3 out of 5

Directed by: Tim Johnson and Karey Kirkpatrick

When I first looked up ‘Over the Hedge’ on wikipedia, the first listing was for ‘a syndicated comic strip written by Michael Fry and drawn by T. Lewis’ that debuted in 1995.  I… had no idea.  That doesn’t change anything about my reception of the movie – which is a generic, anthropomorphic passing of time – but, eh, it’s sort of amusing in the “nothing’s original” state of mind.

Over the Hedge came in what could be considered the second-ish wave of CGI kids films, and fairly late into it, by which point the technology had been mostly proven (though of course there were plenty of advancements to come) and it was the de facto animation style, meaning a good chunk of things were no longer notable, rather just yer everyday kids flick, with a scamp or rogueish character, and a straight-man character, and an oddball, and a moral.

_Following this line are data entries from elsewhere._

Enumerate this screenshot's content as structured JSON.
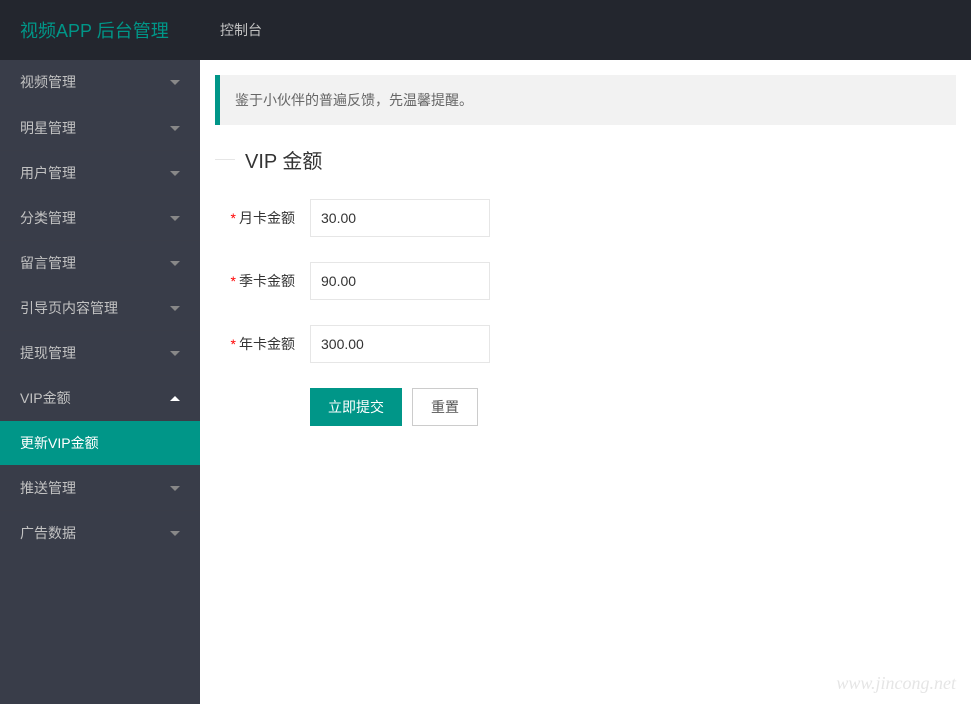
{
  "header": {
    "logo": "视频APP 后台管理",
    "nav_console": "控制台"
  },
  "sidebar": {
    "items": [
      {
        "label": "视频管理",
        "expanded": false
      },
      {
        "label": "明星管理",
        "expanded": false
      },
      {
        "label": "用户管理",
        "expanded": false
      },
      {
        "label": "分类管理",
        "expanded": false
      },
      {
        "label": "留言管理",
        "expanded": false
      },
      {
        "label": "引导页内容管理",
        "expanded": false
      },
      {
        "label": "提现管理",
        "expanded": false
      },
      {
        "label": "VIP金额",
        "expanded": true
      },
      {
        "label": "推送管理",
        "expanded": false
      },
      {
        "label": "广告数据",
        "expanded": false
      }
    ],
    "sub_item": "更新VIP金额"
  },
  "notice": "鉴于小伙伴的普遍反馈，先温馨提醒。",
  "form": {
    "legend": "VIP 金额",
    "fields": {
      "monthly": {
        "label": "月卡金额",
        "value": "30.00"
      },
      "quarterly": {
        "label": "季卡金额",
        "value": "90.00"
      },
      "yearly": {
        "label": "年卡金额",
        "value": "300.00"
      }
    },
    "submit_label": "立即提交",
    "reset_label": "重置"
  },
  "watermark": "www.jincong.net"
}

Our scamp is RJ, a raccoon (voiced by Bruce Willis in a sincerely delightfully dedicated manner); the straight man is Vern, a turtle (Garry Shandling), leader of a friendly troupe a celebrity-voiced forest dwellers which RJ leads astray; the oddball is the hyperactive squirrel, Hammy (Steve Carrell); the moral is when RJ realizes that leading innocents astray is, in digestible kid movie terms, the way to end up alone.  Some of the gags and slapstick humor are pretty good, with the requisite parent-baiting references to classic movies and whatnot, but the other requisite is to have some childish humor, and that’s here too, though in an absolutely tolerable quantity.  The best part of the flick, though, is before it takes shape: when RJ is plotting to steal the resident bear’s stash of food (voiced by a typically gruff Nick Nolte; the nighttime setting and one-upping of the antics feel fresh and Looney Tunes-ish, but once RJ loses the stash, and is then threatened by the bear with a deadline for getting it all back – cue taking advantage of the local critters, coercing them into stealing from the neighborhood – the beats the movie must hit to bring RJ around to the Good Side are as predictable as ever.  However, Over the Hedge does hold on to some of that Looney Tunes sensibility throughout, especially in its simplistic treatment of its human characters and the animal vs. animal mayhem.

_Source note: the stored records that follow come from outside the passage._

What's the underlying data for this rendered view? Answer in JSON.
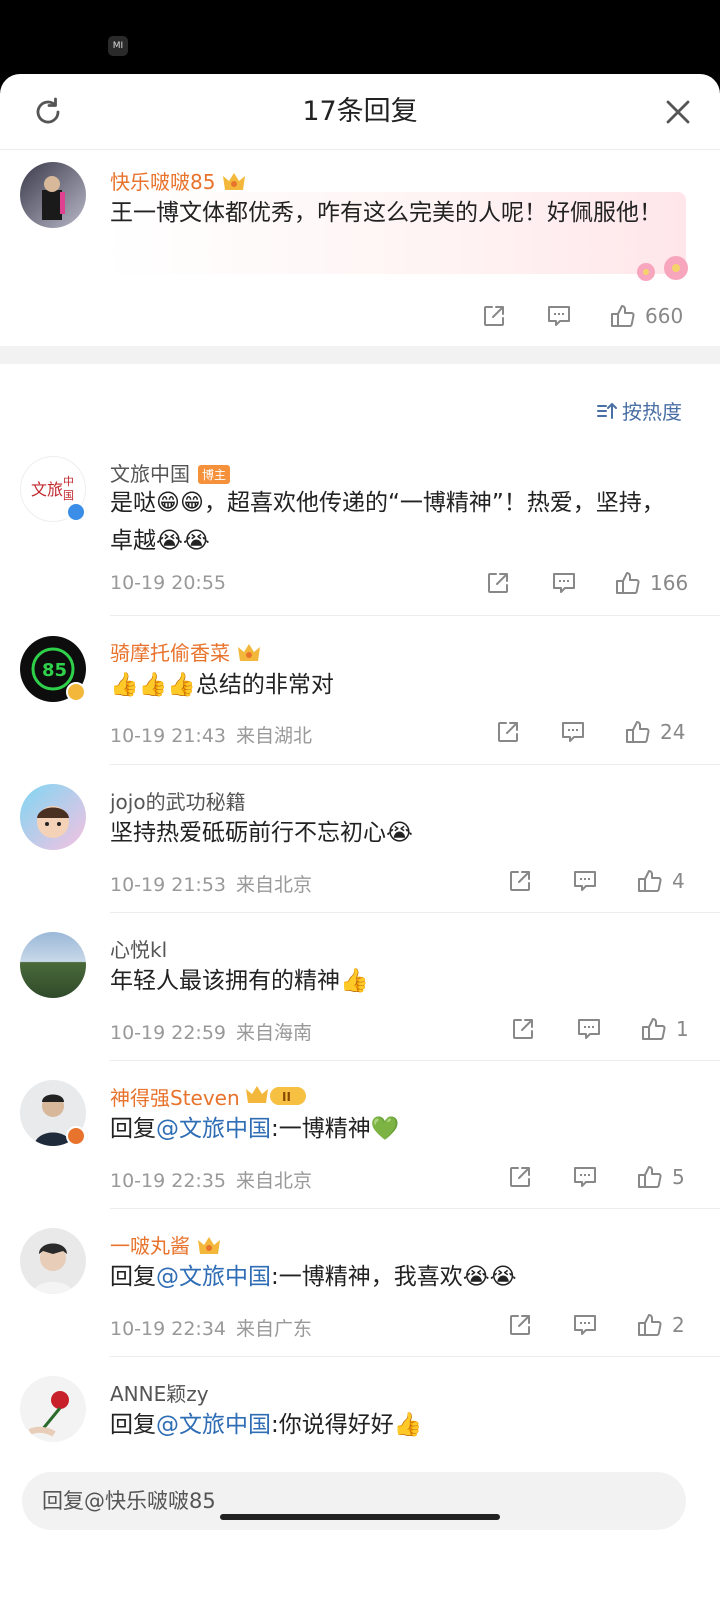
{
  "status": {
    "mi_icon": "MI"
  },
  "header": {
    "title": "17条回复",
    "refresh_icon": "refresh-icon",
    "close_icon": "close-icon"
  },
  "main_comment": {
    "user": "快乐啵啵85",
    "text": "王一博文体都优秀，咋有这么完美的人呢！好佩服他！",
    "likes": "660"
  },
  "sort": {
    "label": "按热度"
  },
  "replies": [
    {
      "user": "文旅中国",
      "badge": "博主",
      "text": "是哒😁😁，超喜欢他传递的“一博精神”！热爱，坚持，卓越😭😭",
      "time": "10-19 20:55",
      "location": "",
      "likes": "166",
      "vip": false
    },
    {
      "user": "骑摩托偷香菜",
      "text": "👍👍👍总结的非常对",
      "time": "10-19 21:43",
      "location": "来自湖北",
      "likes": "24",
      "vip": true
    },
    {
      "user": "jojo的武功秘籍",
      "text": "坚持热爱砥砺前行不忘初心😭",
      "time": "10-19 21:53",
      "location": "来自北京",
      "likes": "4",
      "vip": false
    },
    {
      "user": "心悦kl",
      "text": "年轻人最该拥有的精神👍",
      "time": "10-19 22:59",
      "location": "来自海南",
      "likes": "1",
      "vip": false
    },
    {
      "user": "神得强Steven",
      "text_prefix": "回复",
      "at": "@文旅中国",
      "text_suffix": ":一博精神💚",
      "time": "10-19 22:35",
      "location": "来自北京",
      "likes": "5",
      "vip": true
    },
    {
      "user": "一啵丸酱",
      "text_prefix": "回复",
      "at": "@文旅中国",
      "text_suffix": ":一博精神，我喜欢😭😭",
      "time": "10-19 22:34",
      "location": "来自广东",
      "likes": "2",
      "vip": true
    },
    {
      "user": "ANNE颖zy",
      "text_prefix": "回复",
      "at": "@文旅中国",
      "text_suffix": ":你说得好好👍",
      "vip": false
    }
  ],
  "reply_bar": {
    "placeholder": "回复@快乐啵啵85"
  },
  "colors": {
    "vip_name": "#e8732c",
    "link": "#2f6db5",
    "meta": "#999999"
  }
}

Animation-wise, RJ benefits from Bruce’s lively voicing, but all of the main characters are personable.  The setting, mostly outdoors, is pretty stagnant; we’re not at the ‘lush’ stage of animation yet, so while you can see all the blades of grass and leaves and the occasional action sequences are frantic, nothing much moves if it’s not required to, and everything’s nice and bubbly.

Your mileage with the Ben Folds soundtrack will vary, but the songs are used sparingly for montage and title sequences.

Bluray notes: Some standard behind the scenes bits, the accompanying animated short with optional commentary, film commentary from directors / producers, and a slightly more in depth technical behind-the-scenes.  The latter two are probably the most worthwhile, although the technical behind-the-scenes covers most of what’s interesting – making it clear where CGI technology was at this point – with the feature length commentary occasionally discussing difficulties of shots, or pointing out single takes, but more often just talking about favorite scenes.